START Material to process

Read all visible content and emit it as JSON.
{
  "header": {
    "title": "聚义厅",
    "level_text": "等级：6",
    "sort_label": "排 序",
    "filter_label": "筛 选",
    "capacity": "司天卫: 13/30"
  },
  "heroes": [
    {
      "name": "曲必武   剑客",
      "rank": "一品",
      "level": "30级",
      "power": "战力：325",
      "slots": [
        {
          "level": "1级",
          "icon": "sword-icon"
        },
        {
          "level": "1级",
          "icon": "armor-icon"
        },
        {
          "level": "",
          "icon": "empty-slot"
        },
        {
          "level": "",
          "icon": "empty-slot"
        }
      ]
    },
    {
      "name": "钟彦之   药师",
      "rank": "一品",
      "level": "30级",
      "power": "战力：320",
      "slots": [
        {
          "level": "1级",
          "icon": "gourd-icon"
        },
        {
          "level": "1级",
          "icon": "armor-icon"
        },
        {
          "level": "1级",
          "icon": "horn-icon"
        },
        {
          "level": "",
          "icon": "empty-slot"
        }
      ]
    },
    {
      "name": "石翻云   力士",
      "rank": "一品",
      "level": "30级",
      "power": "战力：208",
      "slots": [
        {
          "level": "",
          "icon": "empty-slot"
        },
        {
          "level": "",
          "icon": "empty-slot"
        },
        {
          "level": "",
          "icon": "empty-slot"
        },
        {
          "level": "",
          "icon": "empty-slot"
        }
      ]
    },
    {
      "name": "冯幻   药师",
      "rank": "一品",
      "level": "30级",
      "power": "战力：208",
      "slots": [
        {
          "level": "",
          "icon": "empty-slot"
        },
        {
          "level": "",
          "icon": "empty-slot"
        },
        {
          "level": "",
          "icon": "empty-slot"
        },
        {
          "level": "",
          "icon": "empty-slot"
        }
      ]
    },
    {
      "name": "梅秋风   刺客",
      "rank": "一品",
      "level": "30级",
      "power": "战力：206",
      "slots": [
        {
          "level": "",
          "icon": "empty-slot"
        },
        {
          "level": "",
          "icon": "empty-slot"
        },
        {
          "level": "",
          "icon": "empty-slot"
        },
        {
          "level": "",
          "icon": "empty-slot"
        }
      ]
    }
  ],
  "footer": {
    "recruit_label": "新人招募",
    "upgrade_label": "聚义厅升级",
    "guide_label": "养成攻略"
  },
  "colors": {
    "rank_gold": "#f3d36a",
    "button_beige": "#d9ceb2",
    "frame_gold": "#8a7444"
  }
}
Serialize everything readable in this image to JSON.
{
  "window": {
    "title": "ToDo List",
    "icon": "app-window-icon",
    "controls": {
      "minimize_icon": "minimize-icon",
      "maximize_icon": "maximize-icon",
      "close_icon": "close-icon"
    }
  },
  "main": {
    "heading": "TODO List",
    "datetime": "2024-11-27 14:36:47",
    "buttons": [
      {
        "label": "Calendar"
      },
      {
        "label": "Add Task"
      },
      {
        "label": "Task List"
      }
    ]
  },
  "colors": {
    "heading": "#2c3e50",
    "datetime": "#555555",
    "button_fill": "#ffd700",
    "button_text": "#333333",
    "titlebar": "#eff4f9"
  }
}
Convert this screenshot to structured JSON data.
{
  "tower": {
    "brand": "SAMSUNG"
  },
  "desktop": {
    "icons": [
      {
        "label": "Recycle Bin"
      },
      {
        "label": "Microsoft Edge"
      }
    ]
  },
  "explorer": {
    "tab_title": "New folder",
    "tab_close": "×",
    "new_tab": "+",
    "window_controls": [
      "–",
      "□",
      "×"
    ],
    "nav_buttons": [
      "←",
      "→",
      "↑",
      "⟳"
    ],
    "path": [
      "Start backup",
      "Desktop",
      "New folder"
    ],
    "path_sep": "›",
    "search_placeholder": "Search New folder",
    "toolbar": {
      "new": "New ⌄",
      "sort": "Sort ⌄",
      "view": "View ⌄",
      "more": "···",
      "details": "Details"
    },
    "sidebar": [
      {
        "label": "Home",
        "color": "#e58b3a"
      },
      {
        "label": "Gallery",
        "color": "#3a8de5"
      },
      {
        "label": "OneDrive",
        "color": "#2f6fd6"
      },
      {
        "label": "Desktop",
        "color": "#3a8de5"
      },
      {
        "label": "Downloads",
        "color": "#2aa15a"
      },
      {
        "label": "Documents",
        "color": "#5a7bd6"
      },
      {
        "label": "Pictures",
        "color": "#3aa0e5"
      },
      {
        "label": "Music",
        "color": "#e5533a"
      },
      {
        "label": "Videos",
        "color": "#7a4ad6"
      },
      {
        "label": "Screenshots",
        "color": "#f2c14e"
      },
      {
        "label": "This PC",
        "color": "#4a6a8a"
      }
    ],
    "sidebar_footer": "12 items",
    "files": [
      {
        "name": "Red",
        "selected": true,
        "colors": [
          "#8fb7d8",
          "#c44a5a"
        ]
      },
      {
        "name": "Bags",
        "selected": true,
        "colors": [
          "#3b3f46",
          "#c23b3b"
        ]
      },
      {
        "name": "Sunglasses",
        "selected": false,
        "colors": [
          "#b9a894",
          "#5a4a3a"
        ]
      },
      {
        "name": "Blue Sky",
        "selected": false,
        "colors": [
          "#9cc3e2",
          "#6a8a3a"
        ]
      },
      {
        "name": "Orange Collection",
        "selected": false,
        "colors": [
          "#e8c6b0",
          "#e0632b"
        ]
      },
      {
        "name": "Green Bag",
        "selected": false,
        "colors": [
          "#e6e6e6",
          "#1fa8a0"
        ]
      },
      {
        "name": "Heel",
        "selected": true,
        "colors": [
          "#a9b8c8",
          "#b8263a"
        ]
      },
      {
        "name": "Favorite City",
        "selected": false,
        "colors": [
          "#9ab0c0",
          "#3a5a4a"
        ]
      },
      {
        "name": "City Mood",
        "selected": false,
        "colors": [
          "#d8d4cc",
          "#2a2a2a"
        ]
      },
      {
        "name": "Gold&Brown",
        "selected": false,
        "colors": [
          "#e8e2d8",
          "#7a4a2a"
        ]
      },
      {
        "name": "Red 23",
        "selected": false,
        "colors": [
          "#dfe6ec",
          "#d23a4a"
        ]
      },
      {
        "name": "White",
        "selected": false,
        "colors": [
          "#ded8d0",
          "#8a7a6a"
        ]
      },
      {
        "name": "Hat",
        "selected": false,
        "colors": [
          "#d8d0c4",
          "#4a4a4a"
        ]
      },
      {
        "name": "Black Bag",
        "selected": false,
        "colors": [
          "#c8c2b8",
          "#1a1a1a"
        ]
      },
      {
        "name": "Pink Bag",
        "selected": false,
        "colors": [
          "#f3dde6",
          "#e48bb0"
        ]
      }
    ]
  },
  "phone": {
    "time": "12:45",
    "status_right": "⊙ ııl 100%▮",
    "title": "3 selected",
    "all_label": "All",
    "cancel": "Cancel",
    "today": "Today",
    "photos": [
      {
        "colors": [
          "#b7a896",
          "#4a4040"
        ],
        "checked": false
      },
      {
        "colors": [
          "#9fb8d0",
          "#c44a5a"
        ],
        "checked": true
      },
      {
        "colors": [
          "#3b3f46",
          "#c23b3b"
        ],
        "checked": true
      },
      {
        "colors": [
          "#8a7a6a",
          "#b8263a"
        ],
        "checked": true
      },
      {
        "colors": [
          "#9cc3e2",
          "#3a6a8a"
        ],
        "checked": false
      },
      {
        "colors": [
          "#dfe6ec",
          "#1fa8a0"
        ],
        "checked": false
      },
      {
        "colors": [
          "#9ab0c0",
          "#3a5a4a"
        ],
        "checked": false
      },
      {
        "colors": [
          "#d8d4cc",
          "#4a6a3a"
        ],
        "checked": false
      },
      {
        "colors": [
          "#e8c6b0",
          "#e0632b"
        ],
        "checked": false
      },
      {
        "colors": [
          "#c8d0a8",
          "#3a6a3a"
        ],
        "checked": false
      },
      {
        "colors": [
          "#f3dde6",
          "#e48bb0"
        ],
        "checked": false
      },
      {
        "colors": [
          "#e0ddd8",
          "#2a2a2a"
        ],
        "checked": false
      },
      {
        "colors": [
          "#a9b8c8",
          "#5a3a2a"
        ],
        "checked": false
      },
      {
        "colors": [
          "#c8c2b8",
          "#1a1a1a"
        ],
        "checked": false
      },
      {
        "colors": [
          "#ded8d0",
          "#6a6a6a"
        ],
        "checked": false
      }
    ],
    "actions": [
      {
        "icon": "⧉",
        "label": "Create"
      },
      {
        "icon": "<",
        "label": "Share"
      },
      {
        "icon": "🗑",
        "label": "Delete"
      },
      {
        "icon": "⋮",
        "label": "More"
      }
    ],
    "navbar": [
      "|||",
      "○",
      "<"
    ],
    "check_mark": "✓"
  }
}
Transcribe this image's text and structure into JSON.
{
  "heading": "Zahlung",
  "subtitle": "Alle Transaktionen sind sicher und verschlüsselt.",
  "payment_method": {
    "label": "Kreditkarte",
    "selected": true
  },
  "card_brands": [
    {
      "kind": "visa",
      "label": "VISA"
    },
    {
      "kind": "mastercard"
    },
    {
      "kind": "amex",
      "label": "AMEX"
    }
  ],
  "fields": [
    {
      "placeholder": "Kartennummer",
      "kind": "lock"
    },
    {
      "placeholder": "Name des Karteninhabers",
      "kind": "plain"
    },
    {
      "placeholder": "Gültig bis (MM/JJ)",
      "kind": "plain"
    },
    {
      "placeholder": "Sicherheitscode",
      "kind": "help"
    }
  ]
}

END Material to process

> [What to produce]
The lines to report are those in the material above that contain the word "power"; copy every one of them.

> [Written solution]
      "power": "战力：325",
      "power": "战力：320",
      "power": "战力：208",
      "power": "战力：208",
      "power": "战力：206",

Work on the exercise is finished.